Every covered entity and business associate is eligible for an audit. OCR will audit as wide a range of types and sizes of covered entities as possible; covered individual and organizational providers of health services, health plans of all sizes and functions, and health care clearinghouses may all be considered for an audit. Business Associates will not be included in the initial audit pilot program but will be included in future audits.
How Will the Audit Program Work?
Entities selected for an audit will be informed by OCR of their selection and asked to provide documentation of their privacy and security compliance efforts. In this pilot phase, every audit will include a site visit and result in an audit report. During site visits, auditors will interview key personnel and observe processes and operations to help determine compliance. Following the site visit, auditors will develop and share with the entity a draft report; audit reports generally describe how the audit was conducted, what the findings were and what actions the covered entity is taking in response to those findings.
Prior to finalizing the report, the covered entity will have the opportunity to discuss concerns and describe corrective actions implemented to address concerns identified. The final report submitted to OCR will incorporate the steps the entity has taken to resolve any compliance issues identified by the audit, as well as describe any best practices of the entity.
What is the General Timeline for an Audit?
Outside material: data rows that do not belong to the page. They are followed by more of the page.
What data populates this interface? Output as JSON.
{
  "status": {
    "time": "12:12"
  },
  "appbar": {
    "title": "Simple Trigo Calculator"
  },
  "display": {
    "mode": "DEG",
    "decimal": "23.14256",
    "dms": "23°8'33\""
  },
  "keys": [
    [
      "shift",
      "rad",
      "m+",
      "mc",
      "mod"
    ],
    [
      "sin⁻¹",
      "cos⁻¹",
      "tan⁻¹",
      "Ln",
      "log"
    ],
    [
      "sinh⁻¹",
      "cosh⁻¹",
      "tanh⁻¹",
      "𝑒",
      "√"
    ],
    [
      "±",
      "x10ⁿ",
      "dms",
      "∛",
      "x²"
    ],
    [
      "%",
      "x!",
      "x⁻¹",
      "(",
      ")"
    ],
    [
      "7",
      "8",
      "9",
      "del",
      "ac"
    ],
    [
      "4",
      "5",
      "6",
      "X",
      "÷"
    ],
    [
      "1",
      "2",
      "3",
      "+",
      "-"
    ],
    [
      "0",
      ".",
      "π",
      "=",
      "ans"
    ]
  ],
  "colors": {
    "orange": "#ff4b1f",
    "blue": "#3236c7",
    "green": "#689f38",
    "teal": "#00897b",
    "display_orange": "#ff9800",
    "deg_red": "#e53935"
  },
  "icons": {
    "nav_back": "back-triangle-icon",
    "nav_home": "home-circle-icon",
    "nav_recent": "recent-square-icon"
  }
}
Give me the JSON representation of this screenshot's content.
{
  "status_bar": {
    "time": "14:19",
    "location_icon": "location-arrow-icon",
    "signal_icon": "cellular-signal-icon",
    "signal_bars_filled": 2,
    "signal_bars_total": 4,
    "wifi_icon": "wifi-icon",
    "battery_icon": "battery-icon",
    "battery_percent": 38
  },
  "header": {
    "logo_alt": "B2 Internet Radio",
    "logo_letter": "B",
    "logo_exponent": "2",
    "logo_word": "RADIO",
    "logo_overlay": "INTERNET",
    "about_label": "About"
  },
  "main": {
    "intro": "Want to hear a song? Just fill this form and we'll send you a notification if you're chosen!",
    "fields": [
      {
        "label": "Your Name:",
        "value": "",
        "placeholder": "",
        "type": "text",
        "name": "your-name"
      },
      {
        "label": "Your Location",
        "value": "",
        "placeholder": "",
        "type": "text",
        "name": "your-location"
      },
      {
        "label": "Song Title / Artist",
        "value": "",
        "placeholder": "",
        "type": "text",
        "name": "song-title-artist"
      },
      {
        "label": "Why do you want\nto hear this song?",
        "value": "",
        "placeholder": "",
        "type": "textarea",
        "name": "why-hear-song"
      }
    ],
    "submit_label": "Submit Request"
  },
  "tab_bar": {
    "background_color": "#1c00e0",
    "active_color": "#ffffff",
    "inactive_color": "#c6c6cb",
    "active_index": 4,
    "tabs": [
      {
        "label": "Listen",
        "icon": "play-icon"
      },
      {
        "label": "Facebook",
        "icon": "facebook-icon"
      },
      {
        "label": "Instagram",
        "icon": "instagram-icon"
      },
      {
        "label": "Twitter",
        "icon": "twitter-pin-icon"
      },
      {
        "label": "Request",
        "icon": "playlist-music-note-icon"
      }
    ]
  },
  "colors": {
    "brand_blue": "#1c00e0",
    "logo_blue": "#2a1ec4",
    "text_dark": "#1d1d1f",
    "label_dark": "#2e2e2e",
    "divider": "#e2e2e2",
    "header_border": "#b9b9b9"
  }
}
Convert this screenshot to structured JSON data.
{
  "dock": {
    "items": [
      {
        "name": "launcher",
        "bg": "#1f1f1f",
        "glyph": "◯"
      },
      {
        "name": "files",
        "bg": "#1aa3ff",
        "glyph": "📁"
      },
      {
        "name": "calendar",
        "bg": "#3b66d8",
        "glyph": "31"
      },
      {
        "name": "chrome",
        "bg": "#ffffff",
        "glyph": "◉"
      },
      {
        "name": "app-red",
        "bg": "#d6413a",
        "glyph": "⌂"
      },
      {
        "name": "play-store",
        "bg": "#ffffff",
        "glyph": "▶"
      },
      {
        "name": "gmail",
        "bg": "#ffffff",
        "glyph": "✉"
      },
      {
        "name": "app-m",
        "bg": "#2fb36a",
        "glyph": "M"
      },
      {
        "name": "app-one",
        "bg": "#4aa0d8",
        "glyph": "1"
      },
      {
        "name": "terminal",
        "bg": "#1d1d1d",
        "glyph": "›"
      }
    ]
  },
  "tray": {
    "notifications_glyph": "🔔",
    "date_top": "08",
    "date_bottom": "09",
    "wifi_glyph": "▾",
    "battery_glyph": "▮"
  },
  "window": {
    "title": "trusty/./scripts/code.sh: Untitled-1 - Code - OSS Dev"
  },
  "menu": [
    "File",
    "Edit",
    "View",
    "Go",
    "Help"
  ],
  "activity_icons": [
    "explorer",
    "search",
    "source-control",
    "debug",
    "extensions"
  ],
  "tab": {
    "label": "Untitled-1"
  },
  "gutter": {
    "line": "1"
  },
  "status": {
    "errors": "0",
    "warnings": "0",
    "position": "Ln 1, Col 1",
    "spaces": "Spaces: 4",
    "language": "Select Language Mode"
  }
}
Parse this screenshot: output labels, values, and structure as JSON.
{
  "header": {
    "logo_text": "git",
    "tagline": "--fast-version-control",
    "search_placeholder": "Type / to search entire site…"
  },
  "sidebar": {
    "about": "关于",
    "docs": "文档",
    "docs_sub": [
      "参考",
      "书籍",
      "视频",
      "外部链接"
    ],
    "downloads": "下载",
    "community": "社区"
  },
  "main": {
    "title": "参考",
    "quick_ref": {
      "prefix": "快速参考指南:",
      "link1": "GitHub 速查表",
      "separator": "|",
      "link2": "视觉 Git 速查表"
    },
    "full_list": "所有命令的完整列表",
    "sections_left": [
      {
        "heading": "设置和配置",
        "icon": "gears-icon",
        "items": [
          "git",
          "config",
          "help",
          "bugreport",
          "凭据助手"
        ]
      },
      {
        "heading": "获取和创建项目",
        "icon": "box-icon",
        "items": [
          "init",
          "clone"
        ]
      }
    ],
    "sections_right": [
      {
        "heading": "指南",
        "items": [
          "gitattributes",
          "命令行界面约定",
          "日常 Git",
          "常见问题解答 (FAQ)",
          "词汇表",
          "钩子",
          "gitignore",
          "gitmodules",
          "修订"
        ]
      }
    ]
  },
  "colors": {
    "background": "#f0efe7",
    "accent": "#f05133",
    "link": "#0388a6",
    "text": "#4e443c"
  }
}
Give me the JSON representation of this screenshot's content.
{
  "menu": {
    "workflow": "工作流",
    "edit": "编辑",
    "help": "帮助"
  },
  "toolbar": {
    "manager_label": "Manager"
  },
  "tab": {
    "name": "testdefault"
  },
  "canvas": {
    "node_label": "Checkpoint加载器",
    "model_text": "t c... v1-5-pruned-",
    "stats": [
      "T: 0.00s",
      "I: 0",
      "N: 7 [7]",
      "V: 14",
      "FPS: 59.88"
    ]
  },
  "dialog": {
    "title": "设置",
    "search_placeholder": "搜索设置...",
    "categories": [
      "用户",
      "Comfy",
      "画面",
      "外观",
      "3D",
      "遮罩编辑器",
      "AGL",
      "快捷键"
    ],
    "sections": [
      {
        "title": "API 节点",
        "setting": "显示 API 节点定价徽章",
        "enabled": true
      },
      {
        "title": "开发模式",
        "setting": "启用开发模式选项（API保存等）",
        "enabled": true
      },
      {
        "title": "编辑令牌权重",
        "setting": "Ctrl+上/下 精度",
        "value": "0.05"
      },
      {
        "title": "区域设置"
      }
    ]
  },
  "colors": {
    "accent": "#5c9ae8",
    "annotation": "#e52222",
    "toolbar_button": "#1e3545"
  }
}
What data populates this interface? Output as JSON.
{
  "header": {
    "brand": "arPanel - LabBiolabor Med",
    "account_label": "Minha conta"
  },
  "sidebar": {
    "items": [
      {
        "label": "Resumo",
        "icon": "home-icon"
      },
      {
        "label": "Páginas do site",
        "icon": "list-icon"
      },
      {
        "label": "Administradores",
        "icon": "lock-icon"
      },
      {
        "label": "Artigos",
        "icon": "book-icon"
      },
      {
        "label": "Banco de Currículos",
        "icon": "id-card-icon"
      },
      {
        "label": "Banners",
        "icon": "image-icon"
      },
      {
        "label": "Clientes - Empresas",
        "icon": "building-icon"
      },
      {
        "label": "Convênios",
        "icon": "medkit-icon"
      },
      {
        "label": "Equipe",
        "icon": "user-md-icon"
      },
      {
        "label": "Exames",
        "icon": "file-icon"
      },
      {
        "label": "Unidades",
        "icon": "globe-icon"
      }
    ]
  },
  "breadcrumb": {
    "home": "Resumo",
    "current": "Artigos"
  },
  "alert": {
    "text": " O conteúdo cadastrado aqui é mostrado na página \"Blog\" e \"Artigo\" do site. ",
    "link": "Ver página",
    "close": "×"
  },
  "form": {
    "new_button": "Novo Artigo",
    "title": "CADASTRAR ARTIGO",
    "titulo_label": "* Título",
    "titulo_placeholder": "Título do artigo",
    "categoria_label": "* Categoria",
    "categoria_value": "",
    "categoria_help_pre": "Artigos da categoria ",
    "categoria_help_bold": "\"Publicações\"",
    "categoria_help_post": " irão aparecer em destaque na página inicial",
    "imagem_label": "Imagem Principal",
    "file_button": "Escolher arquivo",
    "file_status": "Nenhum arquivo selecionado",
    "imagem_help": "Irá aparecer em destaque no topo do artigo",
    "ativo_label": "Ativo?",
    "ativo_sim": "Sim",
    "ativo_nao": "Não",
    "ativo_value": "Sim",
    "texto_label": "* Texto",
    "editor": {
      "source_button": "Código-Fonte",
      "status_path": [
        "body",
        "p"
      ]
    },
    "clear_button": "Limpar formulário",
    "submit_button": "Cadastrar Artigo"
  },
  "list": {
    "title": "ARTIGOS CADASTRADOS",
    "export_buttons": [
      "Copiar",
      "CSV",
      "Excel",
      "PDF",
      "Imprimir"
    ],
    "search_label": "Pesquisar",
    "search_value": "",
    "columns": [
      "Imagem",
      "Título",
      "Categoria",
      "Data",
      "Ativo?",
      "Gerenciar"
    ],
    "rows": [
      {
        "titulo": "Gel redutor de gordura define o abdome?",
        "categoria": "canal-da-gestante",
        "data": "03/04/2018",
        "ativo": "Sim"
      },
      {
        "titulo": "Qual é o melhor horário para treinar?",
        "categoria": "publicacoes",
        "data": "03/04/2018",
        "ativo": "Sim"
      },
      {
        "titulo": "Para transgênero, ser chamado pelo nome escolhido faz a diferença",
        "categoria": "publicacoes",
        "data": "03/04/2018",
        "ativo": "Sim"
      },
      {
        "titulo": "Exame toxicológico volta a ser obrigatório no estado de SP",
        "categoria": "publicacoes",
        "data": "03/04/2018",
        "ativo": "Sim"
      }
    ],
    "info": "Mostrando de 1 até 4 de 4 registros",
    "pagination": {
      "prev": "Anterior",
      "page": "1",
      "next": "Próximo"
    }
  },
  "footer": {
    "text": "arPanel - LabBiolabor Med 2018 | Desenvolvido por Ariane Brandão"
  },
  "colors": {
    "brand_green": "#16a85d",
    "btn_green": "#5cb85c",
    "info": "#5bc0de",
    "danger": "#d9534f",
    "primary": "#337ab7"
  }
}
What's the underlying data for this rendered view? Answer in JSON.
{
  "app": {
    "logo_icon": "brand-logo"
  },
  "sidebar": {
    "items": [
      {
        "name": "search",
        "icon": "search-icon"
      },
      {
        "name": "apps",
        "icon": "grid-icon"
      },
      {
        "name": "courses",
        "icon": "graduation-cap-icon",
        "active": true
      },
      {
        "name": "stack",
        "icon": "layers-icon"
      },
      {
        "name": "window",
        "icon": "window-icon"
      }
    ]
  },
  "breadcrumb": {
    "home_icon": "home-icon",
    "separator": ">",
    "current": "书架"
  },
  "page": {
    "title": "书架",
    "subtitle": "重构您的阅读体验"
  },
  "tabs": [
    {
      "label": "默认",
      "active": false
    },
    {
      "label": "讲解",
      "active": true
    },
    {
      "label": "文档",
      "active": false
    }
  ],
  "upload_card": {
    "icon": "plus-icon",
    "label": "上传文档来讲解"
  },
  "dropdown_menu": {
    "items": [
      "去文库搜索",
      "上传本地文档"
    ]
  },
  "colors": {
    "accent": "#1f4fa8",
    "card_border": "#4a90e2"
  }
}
OCR expects to notify selected covered entities between 30 and 90 days prior to the anticipated onsite visit. Onsite visits may take between 3 and 10 business days depending upon the complexity of the organization and the auditor’s need to access materials and staff. After fieldwork is completed, the auditor will provide the covered entity with a draft final report; a covered entity will have 10 business days to review and provide written comments back to the auditor. Should an audit report indicate a serious compliance issue, OCR may initiate a compliance review to address the problem. OCR will not post a listing of audited entities or the findings of an individual audit which clearly identifies the audited entity.
It is expected that the majority of covered entities selected for the pilot audit program will be medical providers and insurance companies. However, based on the description of the audit process provided by HHS, it is likely that a number of employers will be included in the program relative to the health plans offered to their employees. Now would be a good time for employers who sponsor plans subject to the HIPAA privacy and security rules to review their existing HIPAA policies and procedures.
The views and opinions expressed within are those of the author(s) and do not necessarily reflect the official policy or position of Parker, Smith & Feek. While every effort has been taken in compiling this information to ensure that its contents are totally accurate, neither the publisher nor the author can accept liability for any inaccuracies or changed circumstances of any information herein or for the consequences of any reliance placed upon it.